Miesha and the Spanks
In 2018, you have to be pretty ballsy to call your new album Girls Girls Girls. It is, after all, already firmly cemented in rock lore. Well, if there’s anyone ballsy enough to do it, get away with it and stake their own claim to it, it’s Miesha and the Spanks.
The Calgary guitar-and-drum duo of front woman-guitarist Miesha Louie and drummer Sean Hamilton own it ferociously, emphatically and completely on their new 10-track release — a fast, nasty, sexy slab of riff-fuelled Runaways rock clad in spit-polished black leather and bursting with sass and singalong swagger.
The record marks a new phase and a great leap forward in the career of Miesha, who has over the past decade released three other full-lengths and a number of EPs and singles, touring relentlessly, sharing the stage and holding her own with such notables as Queens of the Stone Age, Bison BC, Death From Above 1979, The Pack A.D. and Hot Hot Heat.
It’s the first album recorded together with Hamilton and the follow-up to her 2013 release Girls, Like Wolves, which was recorded with Canadian indie rock legend Ian Blurton and took her to a whole new level.
The production of Girls Girls Girls does likewise and has its own legend attached: Danny Farrant from U.K. punk pioneers the Buzzcocks, whom she forged a relationship with when his band performed in Calgary for the 2011 Sled Island festival.
It was recorded in the middle of a lengthy 2017 Canadian tour, over a 10-day period in the English seaside resort of Brighton.
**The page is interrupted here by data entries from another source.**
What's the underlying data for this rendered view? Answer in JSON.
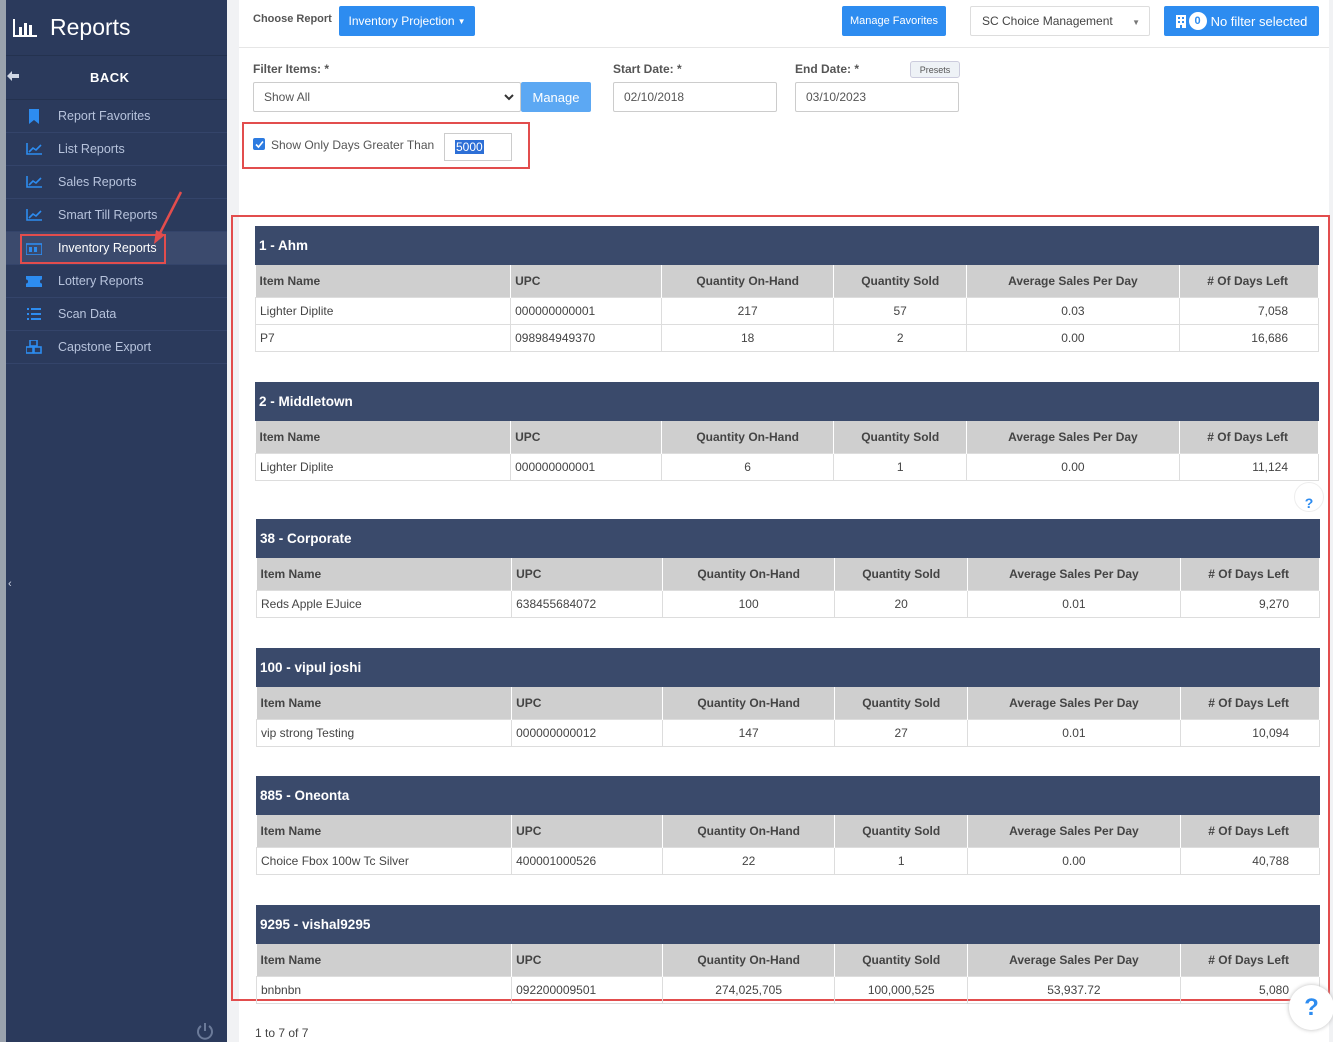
{
  "sidebar": {
    "title": "Reports",
    "back_label": "BACK",
    "items": [
      {
        "label": "Report Favorites",
        "icon": "bookmark-icon"
      },
      {
        "label": "List Reports",
        "icon": "chart-icon"
      },
      {
        "label": "Sales Reports",
        "icon": "chart-icon"
      },
      {
        "label": "Smart Till Reports",
        "icon": "chart-icon"
      },
      {
        "label": "Inventory Reports",
        "icon": "inventory-icon"
      },
      {
        "label": "Lottery Reports",
        "icon": "ticket-icon"
      },
      {
        "label": "Scan Data",
        "icon": "list-icon"
      },
      {
        "label": "Capstone Export",
        "icon": "cubes-icon"
      }
    ]
  },
  "toolbar": {
    "choose_report_label": "Choose Report",
    "report_selected": "Inventory Projection",
    "manage_favorites": "Manage Favorites",
    "store_selected": "SC Choice Management",
    "filter_count": "0",
    "filter_label": "No filter selected"
  },
  "filters": {
    "filter_items_label": "Filter Items: *",
    "filter_items_value": "Show All",
    "manage_label": "Manage",
    "start_date_label": "Start Date: *",
    "start_date": "02/10/2018",
    "end_date_label": "End Date: *",
    "end_date": "03/10/2023",
    "presets_label": "Presets",
    "days_checkbox_label": "Show Only Days Greater Than",
    "days_value": "5000"
  },
  "columns": [
    "Item Name",
    "UPC",
    "Quantity On-Hand",
    "Quantity Sold",
    "Average Sales Per Day",
    "# Of Days Left"
  ],
  "groups": [
    {
      "title": "1 - Ahm",
      "rows": [
        [
          "Lighter Diplite",
          "000000000001",
          "217",
          "57",
          "0.03",
          "7,058"
        ],
        [
          "P7",
          "098984949370",
          "18",
          "2",
          "0.00",
          "16,686"
        ]
      ]
    },
    {
      "title": "2 - Middletown",
      "rows": [
        [
          "Lighter Diplite",
          "000000000001",
          "6",
          "1",
          "0.00",
          "11,124"
        ]
      ]
    },
    {
      "title": "38 - Corporate",
      "rows": [
        [
          "Reds Apple EJuice",
          "638455684072",
          "100",
          "20",
          "0.01",
          "9,270"
        ]
      ]
    },
    {
      "title": "100 - vipul joshi",
      "rows": [
        [
          "vip strong Testing",
          "000000000012",
          "147",
          "27",
          "0.01",
          "10,094"
        ]
      ]
    },
    {
      "title": "885 - Oneonta",
      "rows": [
        [
          "Choice Fbox 100w Tc Silver",
          "400001000526",
          "22",
          "1",
          "0.00",
          "40,788"
        ]
      ]
    },
    {
      "title": "9295 - vishal9295",
      "rows": [
        [
          "bnbnbn",
          "092200009501",
          "274,025,705",
          "100,000,525",
          "53,937.72",
          "5,080"
        ]
      ]
    }
  ],
  "pager_text": "1 to 7 of 7",
  "help_label": "?"
}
But far from a relaxing beach vacation, the duo spent 10-12 hours each day in the studio with Farrant, pulling apart and reworking the tunes they’d brought with them from across the pond.
“Working with Danny was great because he has this whole other level of experience in music — from being a member of the Buzzcocks, but also as a writer-producer with his partner Paul Rawson, who also produced the album,” says Miesha. “Bringing my songs to them for feedback, not only to polish the songs but to develop them, was one of the most exciting things about it. They were in our songs with us.”
As for those songs, they run the gamut of thudding, chugging opening cut First Love First Blood to the sizzling, jukebox c’mon of Motorin’, the cool, late night vibe of Lost Boy, the sweet, breezy, dreamy, closer Summer Love and the bounce, bop and doo-wop of soaring first single Atmosphere.
It makes wonderful use of the “chemistry and connection” Louie and Hamilton have forged over the past two years, turning that into a singular, inarguable energy that confidently knows when to go hard and when to show that necessary restraint.
And underscoring the maturation of the sound, is a new lyrical approach for Louie, one that she admits is less inward looking and about affairs of the heart than previous releases.
“Some of them are my stories and some of them are my opinions, watching life in general,” she says. “They’re still my experiences but not necessarily my personal stories any more.”
And back to that title.
When asked whether or not it’s an attempt to reclaim it from the hairband brigade of days of yore, Miesha admits her intentions were slightly less grandiose than that.
“It was just a fleeting idea I had forever ago when the band was two girls,” she says of a past incarnation of the duo, where it was initially used as a hashtag to announce themselves- later becoming more of a celebration of the strong females in her community.
“The more my life became filled with women, cool women in bands, I felt pushed towards it. Where I used to be one of the only girls in the music scene, now all of a sudden my life is filled with girls who have the same interests as me. I liked that it was happening and I wanted to encourage it.”
She smiles. “More girls.”